Entries taken from a collection
>>>>>

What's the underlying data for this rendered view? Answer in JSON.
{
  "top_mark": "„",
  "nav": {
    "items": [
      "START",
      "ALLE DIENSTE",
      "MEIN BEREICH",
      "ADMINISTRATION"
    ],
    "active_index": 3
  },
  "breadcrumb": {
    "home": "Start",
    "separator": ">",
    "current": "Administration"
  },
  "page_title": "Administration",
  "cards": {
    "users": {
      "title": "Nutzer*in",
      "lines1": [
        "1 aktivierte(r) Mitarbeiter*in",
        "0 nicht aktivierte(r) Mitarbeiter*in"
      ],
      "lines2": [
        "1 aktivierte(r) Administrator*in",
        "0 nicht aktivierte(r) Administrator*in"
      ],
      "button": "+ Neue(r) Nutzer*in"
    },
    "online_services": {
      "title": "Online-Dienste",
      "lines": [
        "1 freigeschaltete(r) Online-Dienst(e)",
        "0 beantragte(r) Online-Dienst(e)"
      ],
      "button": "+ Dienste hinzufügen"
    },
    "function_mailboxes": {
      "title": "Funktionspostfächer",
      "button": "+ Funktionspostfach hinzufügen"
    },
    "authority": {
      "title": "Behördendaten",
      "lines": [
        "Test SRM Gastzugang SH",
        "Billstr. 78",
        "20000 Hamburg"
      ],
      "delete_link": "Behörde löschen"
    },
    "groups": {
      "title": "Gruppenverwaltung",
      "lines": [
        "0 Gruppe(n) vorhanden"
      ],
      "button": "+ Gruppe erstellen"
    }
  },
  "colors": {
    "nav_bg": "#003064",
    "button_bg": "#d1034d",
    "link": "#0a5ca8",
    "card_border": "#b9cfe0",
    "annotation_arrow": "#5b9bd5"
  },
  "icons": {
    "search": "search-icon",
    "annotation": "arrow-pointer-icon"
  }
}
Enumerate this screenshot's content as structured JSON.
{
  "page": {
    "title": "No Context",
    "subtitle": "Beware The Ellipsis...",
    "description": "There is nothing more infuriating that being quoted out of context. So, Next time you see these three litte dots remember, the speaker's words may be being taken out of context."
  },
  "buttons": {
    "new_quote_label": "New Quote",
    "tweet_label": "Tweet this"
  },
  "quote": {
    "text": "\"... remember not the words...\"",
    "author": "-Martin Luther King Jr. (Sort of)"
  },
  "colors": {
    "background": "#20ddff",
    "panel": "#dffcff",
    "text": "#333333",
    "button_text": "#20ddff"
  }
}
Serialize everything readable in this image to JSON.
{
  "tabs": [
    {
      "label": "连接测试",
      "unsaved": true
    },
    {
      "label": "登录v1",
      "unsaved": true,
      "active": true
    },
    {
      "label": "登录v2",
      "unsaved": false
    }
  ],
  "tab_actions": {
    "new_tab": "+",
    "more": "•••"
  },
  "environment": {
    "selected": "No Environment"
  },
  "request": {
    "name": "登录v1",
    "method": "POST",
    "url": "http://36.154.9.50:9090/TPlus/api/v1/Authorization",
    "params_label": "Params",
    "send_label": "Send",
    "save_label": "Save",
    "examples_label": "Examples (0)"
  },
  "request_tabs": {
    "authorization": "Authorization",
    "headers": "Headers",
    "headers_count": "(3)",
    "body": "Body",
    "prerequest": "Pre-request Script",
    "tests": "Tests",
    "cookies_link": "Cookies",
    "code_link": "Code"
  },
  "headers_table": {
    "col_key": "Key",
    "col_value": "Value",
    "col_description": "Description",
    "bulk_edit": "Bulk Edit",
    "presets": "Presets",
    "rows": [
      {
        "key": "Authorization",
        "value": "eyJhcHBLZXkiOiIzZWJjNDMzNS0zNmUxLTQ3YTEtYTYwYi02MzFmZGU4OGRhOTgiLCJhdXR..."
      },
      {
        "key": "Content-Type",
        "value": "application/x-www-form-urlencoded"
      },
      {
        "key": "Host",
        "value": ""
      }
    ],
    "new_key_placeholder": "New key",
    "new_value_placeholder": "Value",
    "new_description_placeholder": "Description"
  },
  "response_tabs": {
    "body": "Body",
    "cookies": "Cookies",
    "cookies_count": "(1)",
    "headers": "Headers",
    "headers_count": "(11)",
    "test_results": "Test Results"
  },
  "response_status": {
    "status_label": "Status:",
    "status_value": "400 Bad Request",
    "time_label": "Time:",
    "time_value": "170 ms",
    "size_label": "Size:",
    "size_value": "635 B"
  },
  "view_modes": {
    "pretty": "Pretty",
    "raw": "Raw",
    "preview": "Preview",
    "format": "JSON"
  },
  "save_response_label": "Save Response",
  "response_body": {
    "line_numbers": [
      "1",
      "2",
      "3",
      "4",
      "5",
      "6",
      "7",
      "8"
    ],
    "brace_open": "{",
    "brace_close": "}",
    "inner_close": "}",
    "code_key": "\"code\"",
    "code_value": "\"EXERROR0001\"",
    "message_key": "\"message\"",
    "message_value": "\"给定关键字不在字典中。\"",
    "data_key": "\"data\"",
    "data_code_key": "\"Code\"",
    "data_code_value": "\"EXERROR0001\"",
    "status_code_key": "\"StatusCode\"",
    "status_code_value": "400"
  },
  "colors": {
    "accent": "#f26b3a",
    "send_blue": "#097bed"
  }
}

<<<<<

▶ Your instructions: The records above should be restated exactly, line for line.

▶ Answer to this task:
What's the underlying data for this rendered view? Answer in JSON.
{
  "top_mark": "„",
  "nav": {
    "items": [
      "START",
      "ALLE DIENSTE",
      "MEIN BEREICH",
      "ADMINISTRATION"
    ],
    "active_index": 3
  },
  "breadcrumb": {
    "home": "Start",
    "separator": ">",
    "current": "Administration"
  },
  "page_title": "Administration",
  "cards": {
    "users": {
      "title": "Nutzer*in",
      "lines1": [
        "1 aktivierte(r) Mitarbeiter*in",
        "0 nicht aktivierte(r) Mitarbeiter*in"
      ],
      "lines2": [
        "1 aktivierte(r) Administrator*in",
        "0 nicht aktivierte(r) Administrator*in"
      ],
      "button": "+ Neue(r) Nutzer*in"
    },
    "online_services": {
      "title": "Online-Dienste",
      "lines": [
        "1 freigeschaltete(r) Online-Dienst(e)",
        "0 beantragte(r) Online-Dienst(e)"
      ],
      "button": "+ Dienste hinzufügen"
    },
    "function_mailboxes": {
      "title": "Funktionspostfächer",
      "button": "+ Funktionspostfach hinzufügen"
    },
    "authority": {
      "title": "Behördendaten",
      "lines": [
        "Test SRM Gastzugang SH",
        "Billstr. 78",
        "20000 Hamburg"
      ],
      "delete_link": "Behörde löschen"
    },
    "groups": {
      "title": "Gruppenverwaltung",
      "lines": [
        "0 Gruppe(n) vorhanden"
      ],
      "button": "+ Gruppe erstellen"
    }
  },
  "colors": {
    "nav_bg": "#003064",
    "button_bg": "#d1034d",
    "link": "#0a5ca8",
    "card_border": "#b9cfe0",
    "annotation_arrow": "#5b9bd5"
  },
  "icons": {
    "search": "search-icon",
    "annotation": "arrow-pointer-icon"
  }
}
Enumerate this screenshot's content as structured JSON.
{
  "page": {
    "title": "No Context",
    "subtitle": "Beware The Ellipsis...",
    "description": "There is nothing more infuriating that being quoted out of context. So, Next time you see these three litte dots remember, the speaker's words may be being taken out of context."
  },
  "buttons": {
    "new_quote_label": "New Quote",
    "tweet_label": "Tweet this"
  },
  "quote": {
    "text": "\"... remember not the words...\"",
    "author": "-Martin Luther King Jr. (Sort of)"
  },
  "colors": {
    "background": "#20ddff",
    "panel": "#dffcff",
    "text": "#333333",
    "button_text": "#20ddff"
  }
}
Serialize everything readable in this image to JSON.
{
  "tabs": [
    {
      "label": "连接测试",
      "unsaved": true
    },
    {
      "label": "登录v1",
      "unsaved": true,
      "active": true
    },
    {
      "label": "登录v2",
      "unsaved": false
    }
  ],
  "tab_actions": {
    "new_tab": "+",
    "more": "•••"
  },
  "environment": {
    "selected": "No Environment"
  },
  "request": {
    "name": "登录v1",
    "method": "POST",
    "url": "http://36.154.9.50:9090/TPlus/api/v1/Authorization",
    "params_label": "Params",
    "send_label": "Send",
    "save_label": "Save",
    "examples_label": "Examples (0)"
  },
  "request_tabs": {
    "authorization": "Authorization",
    "headers": "Headers",
    "headers_count": "(3)",
    "body": "Body",
    "prerequest": "Pre-request Script",
    "tests": "Tests",
    "cookies_link": "Cookies",
    "code_link": "Code"
  },
  "headers_table": {
    "col_key": "Key",
    "col_value": "Value",
    "col_description": "Description",
    "bulk_edit": "Bulk Edit",
    "presets": "Presets",
    "rows": [
      {
        "key": "Authorization",
        "value": "eyJhcHBLZXkiOiIzZWJjNDMzNS0zNmUxLTQ3YTEtYTYwYi02MzFmZGU4OGRhOTgiLCJhdXR..."
      },
      {
        "key": "Content-Type",
        "value": "application/x-www-form-urlencoded"
      },
      {
        "key": "Host",
        "value": ""
      }
    ],
    "new_key_placeholder": "New key",
    "new_value_placeholder": "Value",
    "new_description_placeholder": "Description"
  },
  "response_tabs": {
    "body": "Body",
    "cookies": "Cookies",
    "cookies_count": "(1)",
    "headers": "Headers",
    "headers_count": "(11)",
    "test_results": "Test Results"
  },
  "response_status": {
    "status_label": "Status:",
    "status_value": "400 Bad Request",
    "time_label": "Time:",
    "time_value": "170 ms",
    "size_label": "Size:",
    "size_value": "635 B"
  },
  "view_modes": {
    "pretty": "Pretty",
    "raw": "Raw",
    "preview": "Preview",
    "format": "JSON"
  },
  "save_response_label": "Save Response",
  "response_body": {
    "line_numbers": [
      "1",
      "2",
      "3",
      "4",
      "5",
      "6",
      "7",
      "8"
    ],
    "brace_open": "{",
    "brace_close": "}",
    "inner_close": "}",
    "code_key": "\"code\"",
    "code_value": "\"EXERROR0001\"",
    "message_key": "\"message\"",
    "message_value": "\"给定关键字不在字典中。\"",
    "data_key": "\"data\"",
    "data_code_key": "\"Code\"",
    "data_code_value": "\"EXERROR0001\"",
    "status_code_key": "\"StatusCode\"",
    "status_code_value": "400"
  },
  "colors": {
    "accent": "#f26b3a",
    "send_blue": "#097bed"
  }
}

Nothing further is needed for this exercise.